- Opening Delimiter -

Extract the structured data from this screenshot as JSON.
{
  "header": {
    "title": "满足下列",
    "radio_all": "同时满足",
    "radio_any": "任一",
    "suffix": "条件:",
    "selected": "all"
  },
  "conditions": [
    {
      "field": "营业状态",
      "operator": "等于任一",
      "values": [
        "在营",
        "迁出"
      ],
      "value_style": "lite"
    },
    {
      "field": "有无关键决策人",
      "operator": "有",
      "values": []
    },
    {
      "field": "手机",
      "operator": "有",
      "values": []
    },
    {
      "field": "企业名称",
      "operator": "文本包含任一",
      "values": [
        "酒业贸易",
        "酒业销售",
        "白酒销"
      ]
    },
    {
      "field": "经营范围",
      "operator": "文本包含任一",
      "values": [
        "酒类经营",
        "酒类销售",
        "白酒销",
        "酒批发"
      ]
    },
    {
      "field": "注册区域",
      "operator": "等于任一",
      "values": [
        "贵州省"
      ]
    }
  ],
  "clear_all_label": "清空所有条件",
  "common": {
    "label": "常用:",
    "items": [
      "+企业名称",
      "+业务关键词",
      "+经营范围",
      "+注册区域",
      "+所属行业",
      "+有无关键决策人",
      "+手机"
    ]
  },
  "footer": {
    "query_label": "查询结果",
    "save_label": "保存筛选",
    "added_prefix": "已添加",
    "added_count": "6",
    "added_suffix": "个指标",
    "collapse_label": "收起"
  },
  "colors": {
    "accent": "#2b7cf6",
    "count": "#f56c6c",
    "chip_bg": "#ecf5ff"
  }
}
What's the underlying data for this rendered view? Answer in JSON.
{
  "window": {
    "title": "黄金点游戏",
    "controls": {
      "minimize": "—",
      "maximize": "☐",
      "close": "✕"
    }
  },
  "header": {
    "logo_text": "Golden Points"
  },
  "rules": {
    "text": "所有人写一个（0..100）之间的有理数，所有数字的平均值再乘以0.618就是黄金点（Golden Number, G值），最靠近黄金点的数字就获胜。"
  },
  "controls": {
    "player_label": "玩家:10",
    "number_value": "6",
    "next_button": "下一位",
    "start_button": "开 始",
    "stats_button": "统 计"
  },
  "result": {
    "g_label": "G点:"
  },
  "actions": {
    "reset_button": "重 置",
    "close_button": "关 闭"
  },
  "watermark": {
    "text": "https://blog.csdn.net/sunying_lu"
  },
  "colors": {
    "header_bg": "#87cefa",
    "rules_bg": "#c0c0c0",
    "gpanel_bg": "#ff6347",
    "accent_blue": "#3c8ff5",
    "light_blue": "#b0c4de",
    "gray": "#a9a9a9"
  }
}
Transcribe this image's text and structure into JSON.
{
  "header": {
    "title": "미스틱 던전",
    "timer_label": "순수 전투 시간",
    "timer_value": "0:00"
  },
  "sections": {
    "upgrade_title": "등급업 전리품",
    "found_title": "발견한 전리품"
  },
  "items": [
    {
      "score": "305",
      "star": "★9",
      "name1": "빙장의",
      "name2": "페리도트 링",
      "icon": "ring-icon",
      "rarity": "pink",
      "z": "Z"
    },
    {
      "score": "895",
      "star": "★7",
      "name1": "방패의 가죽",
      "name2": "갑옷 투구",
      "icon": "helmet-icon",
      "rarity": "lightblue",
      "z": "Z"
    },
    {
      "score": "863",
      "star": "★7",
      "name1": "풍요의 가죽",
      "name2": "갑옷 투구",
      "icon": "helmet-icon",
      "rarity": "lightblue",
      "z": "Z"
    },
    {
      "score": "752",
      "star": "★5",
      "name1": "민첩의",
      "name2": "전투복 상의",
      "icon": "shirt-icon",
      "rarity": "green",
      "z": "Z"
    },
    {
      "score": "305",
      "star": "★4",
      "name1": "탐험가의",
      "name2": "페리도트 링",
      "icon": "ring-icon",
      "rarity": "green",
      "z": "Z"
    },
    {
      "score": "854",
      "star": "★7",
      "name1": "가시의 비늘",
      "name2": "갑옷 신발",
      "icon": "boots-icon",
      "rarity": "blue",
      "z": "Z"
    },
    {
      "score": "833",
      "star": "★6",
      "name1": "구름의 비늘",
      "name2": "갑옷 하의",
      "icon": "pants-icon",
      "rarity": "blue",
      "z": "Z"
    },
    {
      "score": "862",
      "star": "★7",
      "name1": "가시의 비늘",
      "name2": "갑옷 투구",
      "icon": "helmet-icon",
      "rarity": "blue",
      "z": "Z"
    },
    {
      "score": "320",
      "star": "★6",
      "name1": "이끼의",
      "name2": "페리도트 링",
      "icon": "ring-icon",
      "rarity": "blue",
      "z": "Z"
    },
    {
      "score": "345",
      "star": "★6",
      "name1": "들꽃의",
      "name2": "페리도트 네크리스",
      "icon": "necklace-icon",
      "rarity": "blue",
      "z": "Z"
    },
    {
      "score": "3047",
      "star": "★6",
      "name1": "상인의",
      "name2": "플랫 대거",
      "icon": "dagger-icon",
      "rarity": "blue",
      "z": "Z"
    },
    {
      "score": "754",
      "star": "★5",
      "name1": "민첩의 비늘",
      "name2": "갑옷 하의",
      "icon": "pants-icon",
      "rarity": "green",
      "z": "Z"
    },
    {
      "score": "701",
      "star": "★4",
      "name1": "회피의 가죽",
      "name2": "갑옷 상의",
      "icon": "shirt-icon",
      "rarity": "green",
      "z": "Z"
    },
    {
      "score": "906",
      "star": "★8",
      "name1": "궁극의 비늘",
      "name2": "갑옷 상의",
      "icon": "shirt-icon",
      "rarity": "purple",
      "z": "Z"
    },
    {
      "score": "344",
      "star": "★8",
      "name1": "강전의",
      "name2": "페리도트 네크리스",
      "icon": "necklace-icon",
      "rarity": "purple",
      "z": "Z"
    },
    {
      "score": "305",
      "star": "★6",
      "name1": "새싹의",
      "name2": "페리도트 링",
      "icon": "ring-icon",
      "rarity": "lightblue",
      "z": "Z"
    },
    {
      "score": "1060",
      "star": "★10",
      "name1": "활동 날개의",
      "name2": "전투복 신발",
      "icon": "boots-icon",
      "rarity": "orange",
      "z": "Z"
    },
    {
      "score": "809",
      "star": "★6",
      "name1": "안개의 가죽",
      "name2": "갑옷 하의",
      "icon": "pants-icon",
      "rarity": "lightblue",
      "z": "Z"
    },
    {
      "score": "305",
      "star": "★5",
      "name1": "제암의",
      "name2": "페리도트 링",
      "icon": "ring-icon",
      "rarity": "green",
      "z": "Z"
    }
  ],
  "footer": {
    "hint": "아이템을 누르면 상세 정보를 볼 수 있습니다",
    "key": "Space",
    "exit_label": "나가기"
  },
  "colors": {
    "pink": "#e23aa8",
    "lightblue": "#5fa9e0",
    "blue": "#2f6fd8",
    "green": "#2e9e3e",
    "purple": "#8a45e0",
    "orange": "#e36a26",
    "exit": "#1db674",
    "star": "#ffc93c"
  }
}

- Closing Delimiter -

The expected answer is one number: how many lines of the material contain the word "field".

6